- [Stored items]
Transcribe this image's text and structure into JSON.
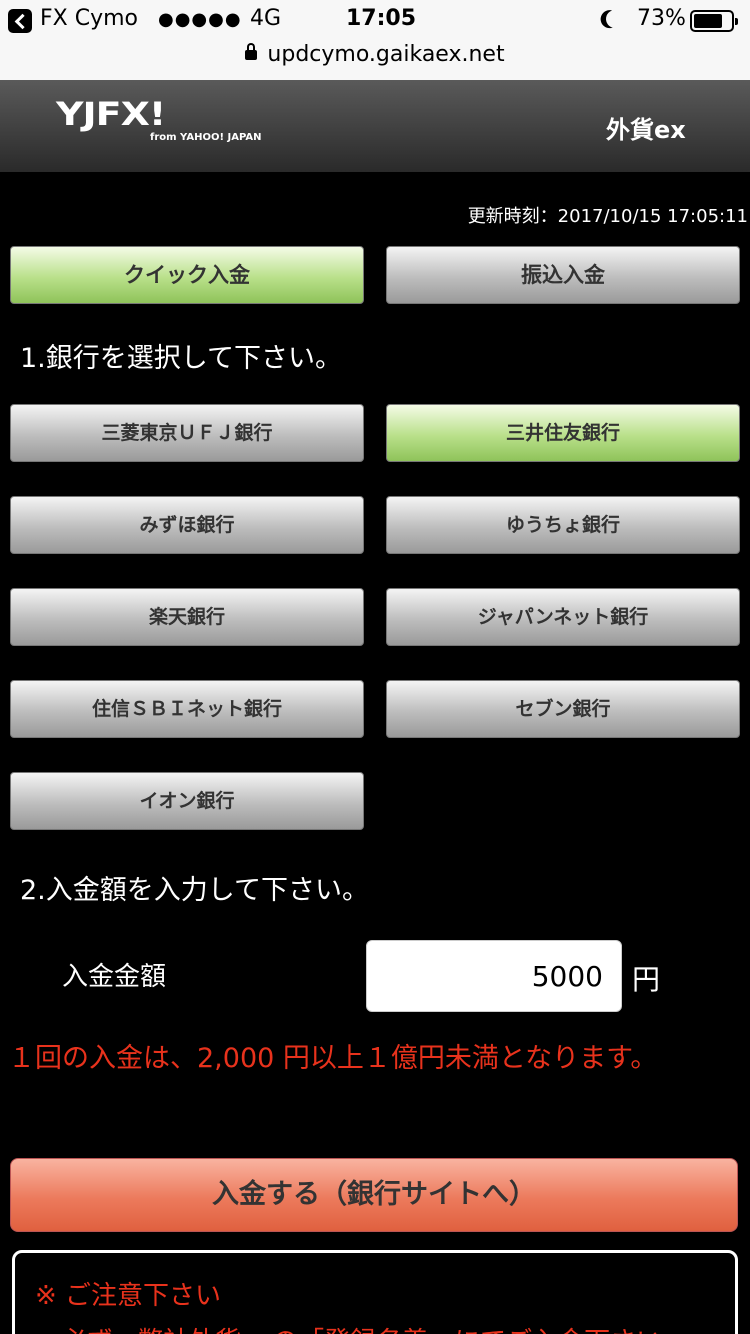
{
  "status_bar": {
    "app_name": "FX Cymo",
    "signal": "●●●●●",
    "network": "4G",
    "time": "17:05",
    "battery": "73%",
    "url": "updcymo.gaikaex.net"
  },
  "header": {
    "logo": "YJFX!",
    "logo_sub": "from YAHOO! JAPAN",
    "brand_right": "外貨ex"
  },
  "timestamp": "更新時刻：2017/10/15 17:05:11",
  "tabs": [
    {
      "label": "クイック入金",
      "active": true
    },
    {
      "label": "振込入金",
      "active": false
    }
  ],
  "step1_title": "1.銀行を選択して下さい。",
  "banks": [
    {
      "label": "三菱東京ＵＦＪ銀行",
      "selected": false
    },
    {
      "label": "三井住友銀行",
      "selected": true
    },
    {
      "label": "みずほ銀行",
      "selected": false
    },
    {
      "label": "ゆうちょ銀行",
      "selected": false
    },
    {
      "label": "楽天銀行",
      "selected": false
    },
    {
      "label": "ジャパンネット銀行",
      "selected": false
    },
    {
      "label": "住信ＳＢＩネット銀行",
      "selected": false
    },
    {
      "label": "セブン銀行",
      "selected": false
    },
    {
      "label": "イオン銀行",
      "selected": false
    }
  ],
  "step2_title": "2.入金額を入力して下さい。",
  "amount": {
    "label": "入金金額",
    "value": "5000",
    "unit": "円"
  },
  "notice": "１回の入金は、2,000 円以上１億円未満となります。",
  "submit_label": "入金する（銀行サイトへ）",
  "caution": {
    "title": "※ ご注意下さい",
    "text": "・必ず、弊社外貨exの「登録名義」にてご入金下さい。"
  }
}
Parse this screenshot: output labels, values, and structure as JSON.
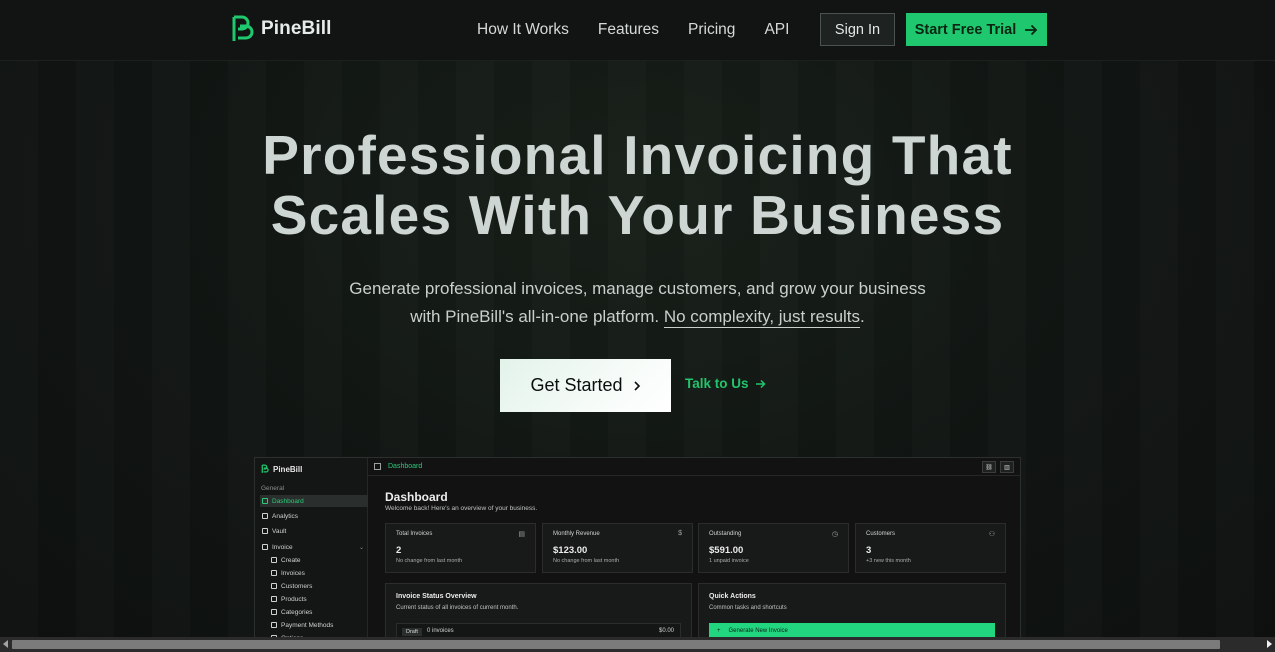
{
  "brand": {
    "name": "PineBill",
    "accent": "#1fc86e"
  },
  "nav": {
    "links": [
      "How It Works",
      "Features",
      "Pricing",
      "API"
    ],
    "signin_label": "Sign In",
    "trial_label": "Start Free Trial"
  },
  "hero": {
    "title_line1": "Professional Invoicing That",
    "title_line2": "Scales With Your Business",
    "subtitle_part1": "Generate professional invoices, manage customers, and grow your business",
    "subtitle_part2": "with PineBill's all-in-one platform.",
    "subtitle_highlight": "No complexity, just results",
    "subtitle_end": ".",
    "cta_primary": "Get Started",
    "cta_secondary": "Talk to Us"
  },
  "preview": {
    "brand": "PineBill",
    "breadcrumb": "Dashboard",
    "sidebar": {
      "group_label": "General",
      "items": [
        "Dashboard",
        "Analytics",
        "Vault",
        "Invoice"
      ],
      "sub_items": [
        "Create",
        "Invoices",
        "Customers",
        "Products",
        "Categories",
        "Payment Methods",
        "Options"
      ]
    },
    "title": "Dashboard",
    "welcome": "Welcome back! Here's an overview of your business.",
    "cards": [
      {
        "title": "Total Invoices",
        "value": "2",
        "note": "No change from last month",
        "icon": "document-icon"
      },
      {
        "title": "Monthly Revenue",
        "value": "$123.00",
        "note": "No change from last month",
        "icon": "dollar-icon"
      },
      {
        "title": "Outstanding",
        "value": "$591.00",
        "note": "1 unpaid invoice",
        "icon": "clock-icon"
      },
      {
        "title": "Customers",
        "value": "3",
        "note": "+3 new this month",
        "icon": "users-icon"
      }
    ],
    "status_box": {
      "title": "Invoice Status Overview",
      "subtitle": "Current status of all invoices of current month.",
      "row_badge": "Draft",
      "row_count": "0 invoices",
      "row_amount": "$0.00"
    },
    "quick_box": {
      "title": "Quick Actions",
      "subtitle": "Common tasks and shortcuts",
      "action": "Generate New Invoice"
    }
  }
}
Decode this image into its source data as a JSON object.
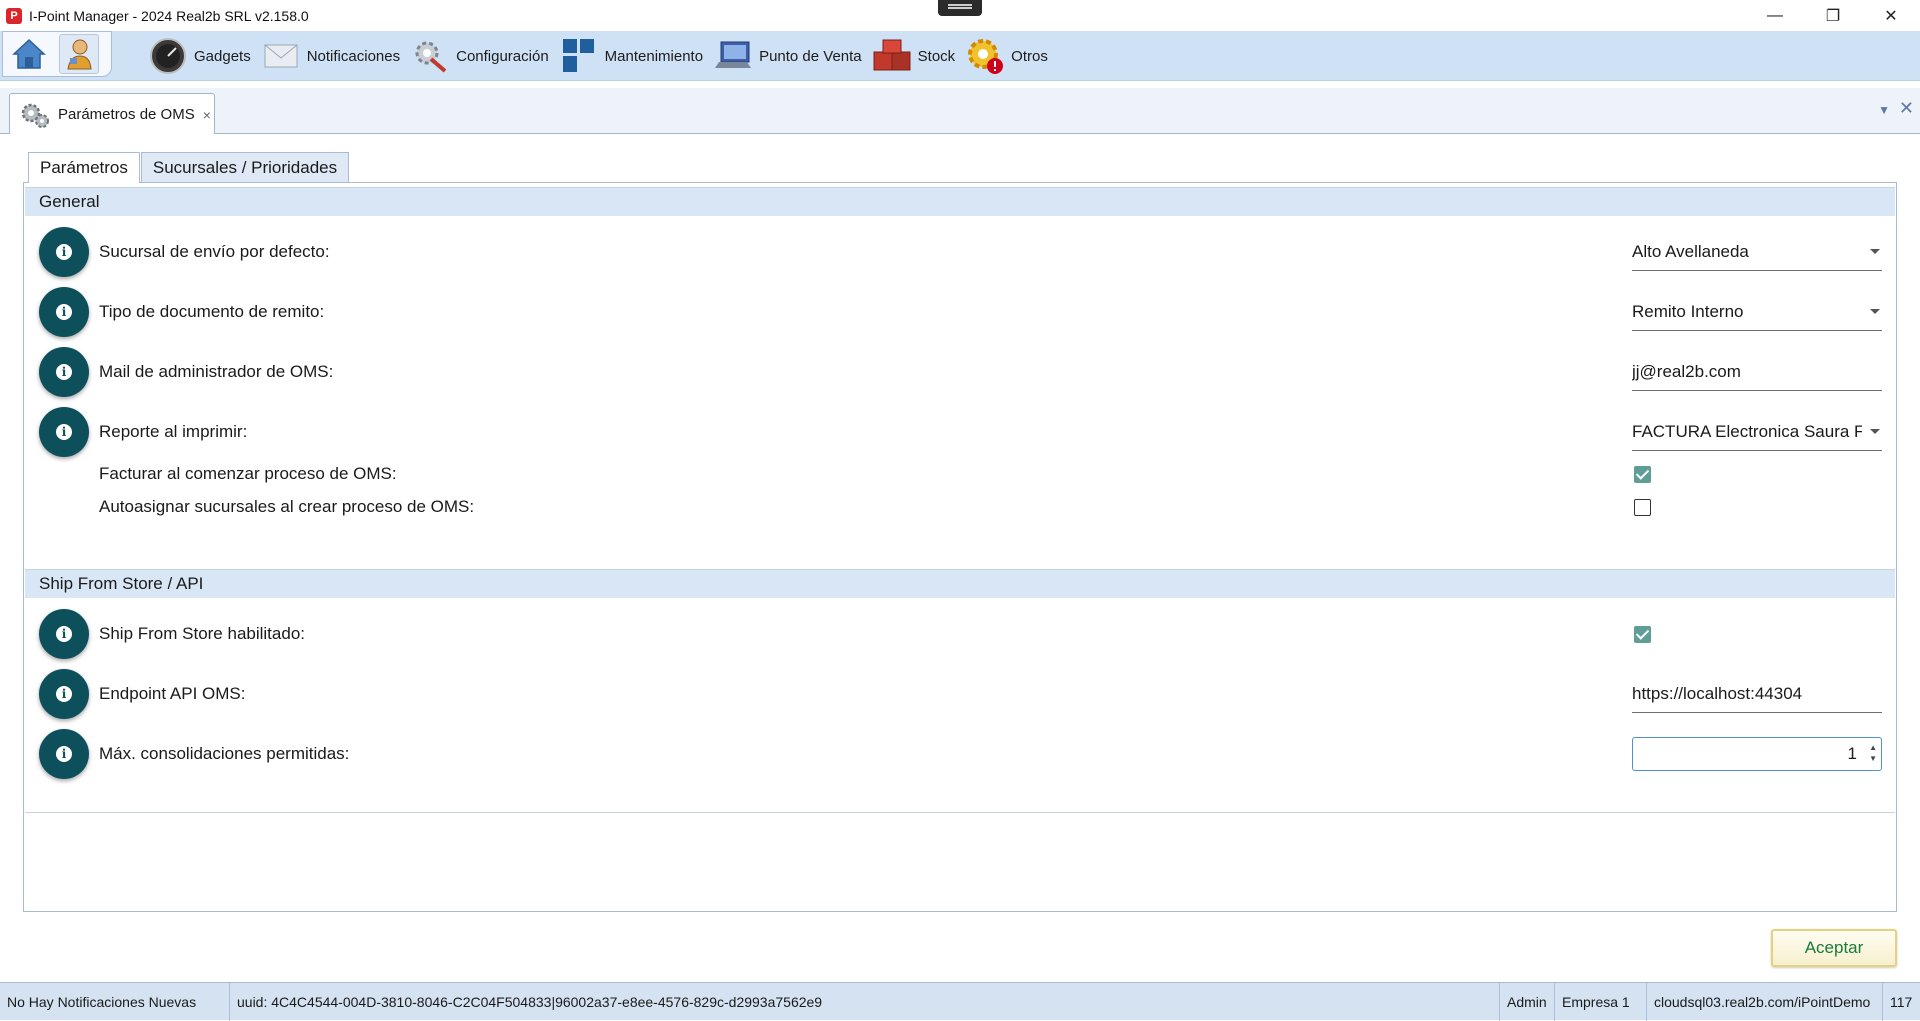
{
  "window": {
    "title": "I-Point Manager - 2024 Real2b SRL v2.158.0",
    "app_icon_letter": "P",
    "minimize": "—",
    "restore": "❐",
    "close": "✕"
  },
  "ribbon": {
    "items": [
      {
        "label": "Gadgets",
        "icon": "gauge-icon"
      },
      {
        "label": "Notificaciones",
        "icon": "envelope-icon"
      },
      {
        "label": "Configuración",
        "icon": "wrench-gear-icon"
      },
      {
        "label": "Mantenimiento",
        "icon": "blocks-icon"
      },
      {
        "label": "Punto de Venta",
        "icon": "pos-terminal-icon"
      },
      {
        "label": "Stock",
        "icon": "boxes-icon"
      },
      {
        "label": "Otros",
        "icon": "gear-alert-icon"
      }
    ]
  },
  "doc_tab": {
    "label": "Parámetros de OMS",
    "close": "×"
  },
  "strip": {
    "menu": "▼",
    "close": "✕"
  },
  "tabs": [
    {
      "label": "Parámetros",
      "active": true
    },
    {
      "label": "Sucursales / Prioridades",
      "active": false
    }
  ],
  "general": {
    "header": "General",
    "rows": [
      {
        "label": "Sucursal de envío por defecto:",
        "value": "Alto Avellaneda",
        "type": "dropdown"
      },
      {
        "label": "Tipo de documento de remito:",
        "value": "Remito Interno",
        "type": "dropdown"
      },
      {
        "label": "Mail de administrador de OMS:",
        "value": "jj@real2b.com",
        "type": "text"
      },
      {
        "label": "Reporte al imprimir:",
        "value": "FACTURA Electronica Saura F",
        "type": "dropdown"
      },
      {
        "label": "Facturar al comenzar proceso de OMS:",
        "checked": true,
        "type": "checkbox"
      },
      {
        "label": "Autoasignar sucursales al crear proceso de OMS:",
        "checked": false,
        "type": "checkbox"
      }
    ]
  },
  "ship": {
    "header": "Ship From Store / API",
    "rows": [
      {
        "label": "Ship From Store habilitado:",
        "checked": true,
        "type": "checkbox"
      },
      {
        "label": "Endpoint API OMS:",
        "value": "https://localhost:44304",
        "type": "text"
      },
      {
        "label": "Máx. consolidaciones permitidas:",
        "value": "1",
        "type": "spinner"
      }
    ]
  },
  "info_glyph": "i",
  "accept_label": "Aceptar",
  "status": {
    "notifications": "No Hay Notificaciones Nuevas",
    "uuid": "uuid: 4C4C4544-004D-3810-8046-C2C04F504833|96002a37-e8ee-4576-829c-d2993a7562e9",
    "user": "Admin",
    "company": "Empresa 1",
    "server": "cloudsql03.real2b.com/iPointDemo",
    "code": "117"
  }
}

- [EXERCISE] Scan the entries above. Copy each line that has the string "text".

- [ANSWER TO THE PROBLEM]
Transcribe this image's text and structure into JSON.
    "text": "・必ず、弊社外貨exの「登録名義」にてご入金下さい。"
        "type": "text"
        "type": "text"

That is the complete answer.